◆ Problem details:
From the listing below, set down exactly each line beginning with the one containing "Parse this screenshot: output" and ending with the last.

[Dataset extract]

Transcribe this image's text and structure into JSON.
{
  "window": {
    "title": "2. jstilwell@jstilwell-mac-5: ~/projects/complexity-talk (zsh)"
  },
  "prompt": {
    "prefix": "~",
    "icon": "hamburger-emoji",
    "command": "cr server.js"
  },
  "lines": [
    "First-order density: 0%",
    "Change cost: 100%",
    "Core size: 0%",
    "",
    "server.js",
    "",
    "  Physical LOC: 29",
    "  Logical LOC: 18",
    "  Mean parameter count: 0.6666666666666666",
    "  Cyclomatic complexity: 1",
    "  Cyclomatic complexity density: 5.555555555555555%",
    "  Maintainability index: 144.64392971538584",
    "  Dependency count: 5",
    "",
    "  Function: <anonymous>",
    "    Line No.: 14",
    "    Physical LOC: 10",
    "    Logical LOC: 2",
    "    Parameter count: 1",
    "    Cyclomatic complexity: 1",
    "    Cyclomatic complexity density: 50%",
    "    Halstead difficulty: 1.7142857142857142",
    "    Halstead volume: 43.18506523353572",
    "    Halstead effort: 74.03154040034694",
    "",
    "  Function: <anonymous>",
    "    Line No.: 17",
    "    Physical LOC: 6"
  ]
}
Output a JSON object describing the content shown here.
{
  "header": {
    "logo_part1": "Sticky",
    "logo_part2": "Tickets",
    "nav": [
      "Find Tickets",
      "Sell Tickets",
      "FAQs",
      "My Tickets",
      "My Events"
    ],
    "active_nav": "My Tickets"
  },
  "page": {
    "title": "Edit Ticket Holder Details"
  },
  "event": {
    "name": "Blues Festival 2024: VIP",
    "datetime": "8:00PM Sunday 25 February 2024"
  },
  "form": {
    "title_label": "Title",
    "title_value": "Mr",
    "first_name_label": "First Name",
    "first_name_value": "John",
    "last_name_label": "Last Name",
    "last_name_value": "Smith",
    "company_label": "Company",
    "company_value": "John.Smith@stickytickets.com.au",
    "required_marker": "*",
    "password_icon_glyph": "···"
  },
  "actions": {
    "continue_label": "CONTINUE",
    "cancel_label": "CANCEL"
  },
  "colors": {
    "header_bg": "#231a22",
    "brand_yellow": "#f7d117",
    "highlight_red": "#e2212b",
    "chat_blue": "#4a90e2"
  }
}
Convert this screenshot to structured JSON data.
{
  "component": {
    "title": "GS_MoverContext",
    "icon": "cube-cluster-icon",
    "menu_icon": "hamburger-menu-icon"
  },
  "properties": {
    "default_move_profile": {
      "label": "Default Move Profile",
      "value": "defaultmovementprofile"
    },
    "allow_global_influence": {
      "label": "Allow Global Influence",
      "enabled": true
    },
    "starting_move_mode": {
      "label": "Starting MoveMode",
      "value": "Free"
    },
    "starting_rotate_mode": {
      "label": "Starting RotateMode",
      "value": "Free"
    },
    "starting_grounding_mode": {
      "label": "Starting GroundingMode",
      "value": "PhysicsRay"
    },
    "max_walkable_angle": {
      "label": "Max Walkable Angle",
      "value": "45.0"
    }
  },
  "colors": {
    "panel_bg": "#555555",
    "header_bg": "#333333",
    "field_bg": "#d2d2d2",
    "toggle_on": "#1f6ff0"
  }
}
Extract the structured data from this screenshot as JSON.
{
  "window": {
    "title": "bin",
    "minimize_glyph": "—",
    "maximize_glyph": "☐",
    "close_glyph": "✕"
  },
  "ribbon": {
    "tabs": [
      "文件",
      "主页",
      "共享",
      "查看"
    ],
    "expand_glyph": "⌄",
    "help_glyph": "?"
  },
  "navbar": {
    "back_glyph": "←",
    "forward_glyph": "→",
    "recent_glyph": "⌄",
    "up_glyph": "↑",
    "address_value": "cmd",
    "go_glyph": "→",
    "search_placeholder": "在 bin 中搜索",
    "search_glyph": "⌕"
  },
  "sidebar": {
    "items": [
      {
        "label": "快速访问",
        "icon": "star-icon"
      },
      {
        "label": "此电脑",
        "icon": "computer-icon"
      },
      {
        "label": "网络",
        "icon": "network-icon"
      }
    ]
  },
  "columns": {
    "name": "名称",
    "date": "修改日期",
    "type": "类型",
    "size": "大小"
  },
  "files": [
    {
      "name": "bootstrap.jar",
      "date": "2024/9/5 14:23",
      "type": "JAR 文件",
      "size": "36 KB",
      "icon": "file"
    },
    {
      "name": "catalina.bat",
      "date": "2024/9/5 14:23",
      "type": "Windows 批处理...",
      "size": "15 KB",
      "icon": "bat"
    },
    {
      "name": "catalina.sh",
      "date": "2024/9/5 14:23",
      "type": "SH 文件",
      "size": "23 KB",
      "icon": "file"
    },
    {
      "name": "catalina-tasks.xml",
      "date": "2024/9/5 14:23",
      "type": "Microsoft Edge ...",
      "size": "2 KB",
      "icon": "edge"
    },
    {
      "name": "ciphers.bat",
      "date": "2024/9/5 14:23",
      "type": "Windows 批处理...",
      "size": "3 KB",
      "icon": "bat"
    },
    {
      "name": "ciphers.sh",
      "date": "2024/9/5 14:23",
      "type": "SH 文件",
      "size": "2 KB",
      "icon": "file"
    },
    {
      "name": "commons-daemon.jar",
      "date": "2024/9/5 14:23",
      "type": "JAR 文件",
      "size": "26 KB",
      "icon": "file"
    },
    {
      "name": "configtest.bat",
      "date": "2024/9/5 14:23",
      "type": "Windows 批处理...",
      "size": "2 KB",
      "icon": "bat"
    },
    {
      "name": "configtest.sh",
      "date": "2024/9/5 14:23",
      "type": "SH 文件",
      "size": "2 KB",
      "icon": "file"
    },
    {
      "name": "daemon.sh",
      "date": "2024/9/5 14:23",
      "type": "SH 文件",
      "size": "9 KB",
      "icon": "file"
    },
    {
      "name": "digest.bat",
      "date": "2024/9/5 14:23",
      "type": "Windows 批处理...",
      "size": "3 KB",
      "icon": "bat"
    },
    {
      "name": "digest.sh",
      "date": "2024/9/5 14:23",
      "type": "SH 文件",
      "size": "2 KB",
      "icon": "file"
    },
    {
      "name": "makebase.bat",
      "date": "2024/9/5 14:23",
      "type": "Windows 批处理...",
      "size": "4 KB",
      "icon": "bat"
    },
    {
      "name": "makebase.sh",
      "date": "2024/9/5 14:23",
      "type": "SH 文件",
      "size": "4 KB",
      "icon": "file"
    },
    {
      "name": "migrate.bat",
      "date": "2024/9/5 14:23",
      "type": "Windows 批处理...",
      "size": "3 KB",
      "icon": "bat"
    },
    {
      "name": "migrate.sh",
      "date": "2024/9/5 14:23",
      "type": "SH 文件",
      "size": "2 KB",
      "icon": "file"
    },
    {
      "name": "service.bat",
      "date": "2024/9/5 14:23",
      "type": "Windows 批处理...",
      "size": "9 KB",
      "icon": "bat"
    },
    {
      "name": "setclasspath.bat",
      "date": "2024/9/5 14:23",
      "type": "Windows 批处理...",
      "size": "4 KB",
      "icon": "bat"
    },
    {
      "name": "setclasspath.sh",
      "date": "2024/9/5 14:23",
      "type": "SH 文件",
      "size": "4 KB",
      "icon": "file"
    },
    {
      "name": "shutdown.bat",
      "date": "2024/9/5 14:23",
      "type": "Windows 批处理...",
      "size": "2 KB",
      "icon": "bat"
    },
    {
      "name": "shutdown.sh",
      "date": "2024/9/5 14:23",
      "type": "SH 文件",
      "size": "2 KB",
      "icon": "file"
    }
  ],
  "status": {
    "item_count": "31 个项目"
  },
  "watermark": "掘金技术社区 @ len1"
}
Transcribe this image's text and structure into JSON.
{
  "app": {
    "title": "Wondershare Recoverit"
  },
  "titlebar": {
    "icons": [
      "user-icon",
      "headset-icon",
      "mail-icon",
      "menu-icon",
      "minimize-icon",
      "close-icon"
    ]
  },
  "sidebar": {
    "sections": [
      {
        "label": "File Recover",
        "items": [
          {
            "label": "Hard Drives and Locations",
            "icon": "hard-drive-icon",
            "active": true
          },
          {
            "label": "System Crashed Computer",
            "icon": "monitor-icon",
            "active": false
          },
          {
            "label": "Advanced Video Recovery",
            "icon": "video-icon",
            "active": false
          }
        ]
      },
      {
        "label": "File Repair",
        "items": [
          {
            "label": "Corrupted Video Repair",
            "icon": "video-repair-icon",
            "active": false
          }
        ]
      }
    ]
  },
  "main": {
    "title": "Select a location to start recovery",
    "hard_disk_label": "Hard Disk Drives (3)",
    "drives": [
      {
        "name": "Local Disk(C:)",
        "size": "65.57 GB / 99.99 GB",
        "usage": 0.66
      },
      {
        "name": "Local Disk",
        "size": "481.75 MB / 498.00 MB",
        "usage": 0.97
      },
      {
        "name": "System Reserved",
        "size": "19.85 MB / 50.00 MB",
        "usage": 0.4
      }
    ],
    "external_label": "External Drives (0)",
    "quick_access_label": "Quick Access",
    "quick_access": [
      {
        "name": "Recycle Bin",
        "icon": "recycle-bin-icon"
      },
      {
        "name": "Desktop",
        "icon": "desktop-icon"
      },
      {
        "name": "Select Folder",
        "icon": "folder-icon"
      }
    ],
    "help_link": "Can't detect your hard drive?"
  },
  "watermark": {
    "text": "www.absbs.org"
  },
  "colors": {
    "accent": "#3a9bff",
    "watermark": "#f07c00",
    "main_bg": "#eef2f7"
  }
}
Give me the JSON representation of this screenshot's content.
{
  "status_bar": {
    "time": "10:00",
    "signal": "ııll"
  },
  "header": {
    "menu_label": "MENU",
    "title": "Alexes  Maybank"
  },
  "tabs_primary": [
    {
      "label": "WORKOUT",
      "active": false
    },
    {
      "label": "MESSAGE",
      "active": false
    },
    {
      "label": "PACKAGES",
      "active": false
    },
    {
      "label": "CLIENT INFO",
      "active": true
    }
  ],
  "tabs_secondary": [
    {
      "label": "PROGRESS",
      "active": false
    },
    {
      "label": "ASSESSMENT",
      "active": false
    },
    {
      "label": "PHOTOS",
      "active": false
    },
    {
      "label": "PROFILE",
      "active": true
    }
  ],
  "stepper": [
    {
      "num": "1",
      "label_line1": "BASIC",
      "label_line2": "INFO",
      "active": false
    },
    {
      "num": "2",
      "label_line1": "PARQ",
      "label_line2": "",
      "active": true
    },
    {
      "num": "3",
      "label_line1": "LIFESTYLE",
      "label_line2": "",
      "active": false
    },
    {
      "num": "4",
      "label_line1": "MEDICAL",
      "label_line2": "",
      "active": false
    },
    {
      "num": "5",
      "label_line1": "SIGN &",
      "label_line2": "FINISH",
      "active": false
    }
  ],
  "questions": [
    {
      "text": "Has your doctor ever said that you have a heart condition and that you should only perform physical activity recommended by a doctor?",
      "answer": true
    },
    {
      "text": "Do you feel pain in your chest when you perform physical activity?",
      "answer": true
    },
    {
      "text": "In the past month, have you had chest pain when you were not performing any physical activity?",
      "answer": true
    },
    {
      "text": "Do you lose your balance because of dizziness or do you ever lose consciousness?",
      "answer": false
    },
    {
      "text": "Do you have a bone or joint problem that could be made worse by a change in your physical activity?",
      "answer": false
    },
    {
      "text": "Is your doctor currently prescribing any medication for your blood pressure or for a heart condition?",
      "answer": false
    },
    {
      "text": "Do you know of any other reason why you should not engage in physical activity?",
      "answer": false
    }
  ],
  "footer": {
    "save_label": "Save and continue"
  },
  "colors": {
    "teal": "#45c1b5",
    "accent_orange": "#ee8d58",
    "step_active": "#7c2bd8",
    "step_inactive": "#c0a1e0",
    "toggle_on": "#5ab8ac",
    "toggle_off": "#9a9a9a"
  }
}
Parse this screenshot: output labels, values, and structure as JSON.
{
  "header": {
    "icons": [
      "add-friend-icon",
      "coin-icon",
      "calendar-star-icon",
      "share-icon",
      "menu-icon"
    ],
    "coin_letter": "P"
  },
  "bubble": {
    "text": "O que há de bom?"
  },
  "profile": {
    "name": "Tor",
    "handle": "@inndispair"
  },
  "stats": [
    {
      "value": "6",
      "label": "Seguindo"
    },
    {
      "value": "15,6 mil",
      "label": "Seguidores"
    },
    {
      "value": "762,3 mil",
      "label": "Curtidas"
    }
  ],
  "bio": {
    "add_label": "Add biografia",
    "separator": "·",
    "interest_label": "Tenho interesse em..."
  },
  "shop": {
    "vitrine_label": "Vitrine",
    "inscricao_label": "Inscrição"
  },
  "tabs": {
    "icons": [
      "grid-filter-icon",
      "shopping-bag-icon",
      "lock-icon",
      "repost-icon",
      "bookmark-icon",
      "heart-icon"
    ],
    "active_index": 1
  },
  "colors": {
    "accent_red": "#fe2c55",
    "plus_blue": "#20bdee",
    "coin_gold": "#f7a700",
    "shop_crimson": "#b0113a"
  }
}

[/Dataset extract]

◆ Result for this task:
Parse this screenshot: output labels, values, and structure as JSON.
{
  "header": {
    "icons": [
      "add-friend-icon",
      "coin-icon",
      "calendar-star-icon",
      "share-icon",
      "menu-icon"
    ],
    "coin_letter": "P"
  },
  "bubble": {
    "text": "O que há de bom?"
  },
  "profile": {
    "name": "Tor",
    "handle": "@inndispair"
  },
  "stats": [
    {
      "value": "6",
      "label": "Seguindo"
    },
    {
      "value": "15,6 mil",
      "label": "Seguidores"
    },
    {
      "value": "762,3 mil",
      "label": "Curtidas"
    }
  ],
  "bio": {
    "add_label": "Add biografia",
    "separator": "·",
    "interest_label": "Tenho interesse em..."
  },
  "shop": {
    "vitrine_label": "Vitrine",
    "inscricao_label": "Inscrição"
  },
  "tabs": {
    "icons": [
      "grid-filter-icon",
      "shopping-bag-icon",
      "lock-icon",
      "repost-icon",
      "bookmark-icon",
      "heart-icon"
    ],
    "active_index": 1
  },
  "colors": {
    "accent_red": "#fe2c55",
    "plus_blue": "#20bdee",
    "coin_gold": "#f7a700",
    "shop_crimson": "#b0113a"
  }
}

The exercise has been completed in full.